Inter-company crossovers are something of a hallowed tradition in comics. Publishers like Marvel and DC would temporarily put aside their winking sniping and publish high page count, low continuity one-shots like Superman Vs. The Amazing Spider-Man: The Battle of the Century or The Uncanny X-Men and The New Teen Titans. The ’90s saw team-ups between Superman and the Fantastic Four, Green Lantern and Silver Surfer, and even an adventure pairing Frank “The Punisher” Castle and Riverdale’s own Archie Andrews that was, no joke, probably one of the best crossover comics of all time. Kurt Busiek and George Perez’s ultra-satisfying, Easter egg-heavy JLA/Avengers pretty much closed the book on these kind of affairs in 2003 (what’s left to say after we’ve seen Superman carry Thor’s hammer and Captain America’s shield into battle against every Marvel and DC villain?), but every now and again a book like Batman ’66 Meets the Green Hornet will slip out into the wild.
Frank Miller and Walt Simonson’s Robocop Versus The Terminator isn’t a new comic by any means, but rather an old one given a slight facelift. Although the original four issue series was first published in 1992, Dark Horse and Boom! have teamed up to reissue it in two different offerings: a museum-quality, “gallery edition” reproduction of Simonson’s original uncolored pages, and a sporty, more affordable edition with new colors (from original series colorist Steve Oliff).

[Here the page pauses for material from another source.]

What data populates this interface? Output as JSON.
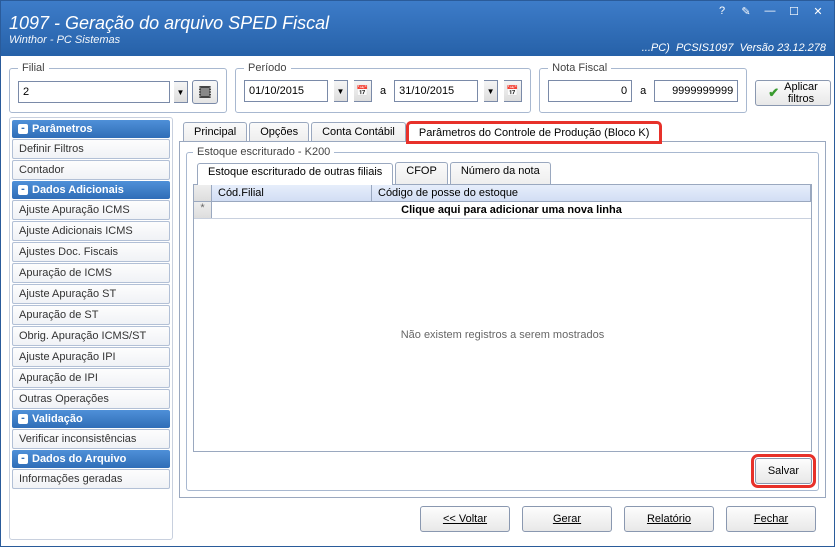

The premise feels weirdly organic as crossovers go. A human resistance fighter named Flo is sent back in time from the mountains-of-skulls-and-killer-robots future to assassinate the being that will one day provide the spark of intelligence that causes Skynet to become self-aware and wage war on humanity: Alex Murphy, aka Robocop. As Murphy grapples with his potential destiny as the destroyer of life on Earth, Skynet sends waves of Terminator units to the past to ensure *their* future happens on schedule.
RvT came at an interesting point in time in the careers of Miller and Simonson. Miller had only recently begun the Sin City material he’d primarily work on through the ’90s and Simonson had wrapped a career-defining run on Thor five years prior. This four issue mini-series was a high profile collaboration between two big names in comics at or near the height of their powers that, surprisingly, remained out of print for the better part of a decade.
As far as the script goes, Miller’s plotting is incredibly solid. Each installment feels like an event and never feels like it’s going through the numbers to get from point A to B. Issue Two ends with Robocop triumphantly destroying the Terminators set against him, only to encounter even worse odds in the second half of the series. Even more impressively, Miller’s script manages to embrace and merge the respective themes of the Robocop and Terminator film franchises surprisingly well: Murphy is not only torn between his dual nature as a machine and a man, he is tasked with stopping a dystopian future he is destined to create.
Miller’s dialogue and narration, however, is less consistent. As much as Miller is able to capture Robocop’s deadpan wit and robot aloofness, tell-tale signs of his post-Daredevil decline as a writer (“He wrestles with its STUPID mind”) border on Ed Wood levels of melodrama. Robocop Versus The Terminator‘s attempts at humor are undeniably pure Frank Miller and, while lacking the sharp satirical edge of the original 1987 Robocop, details like the ED-209 robots having a healthy fear and respect for Robocop are a nice touch of levity.
Beyond being an interesting artifact from a time before Frank Miller went insane, Robocop Versus The Terminator offers up some of the best artwork of Walt Simonson’s prolific career. Highlights, such as sequences of Robocop techno-projecting through a hallucinogenic cyberpunk data-space or an awe-inspiring two page spread of Terminators flying through space, really make use of comics as a medium rather than retreading visual cues from the comic’s cinematic source materials.
Ollife’s new colors here, replacing ones that were originally laid down by himself and Rachelle Menasche in 1992, significantly lighten the darker, more limited color palette of the original issues. As with Ollife’s color work on Marvel’s Thor omnibus collection, Simonson’s art is much easier to follow freed of blood reds or harsh navy blues, and has a far greater depth and dimension than its original presentation.
The bottom line is that Robocop Versus The Terminator succeeds exactly where it needs to as a crossover between two celluloid juggernauts. There’s enough visual complexity and storytelling loop-de-loops that none of the four issues feel like a mercenary cash grab, but, at the same time, readers get to chow down on page after blissful page of one robot punching another robot in the face.
Robocop Versus The Terminator is on sale today in comic shops and digitally.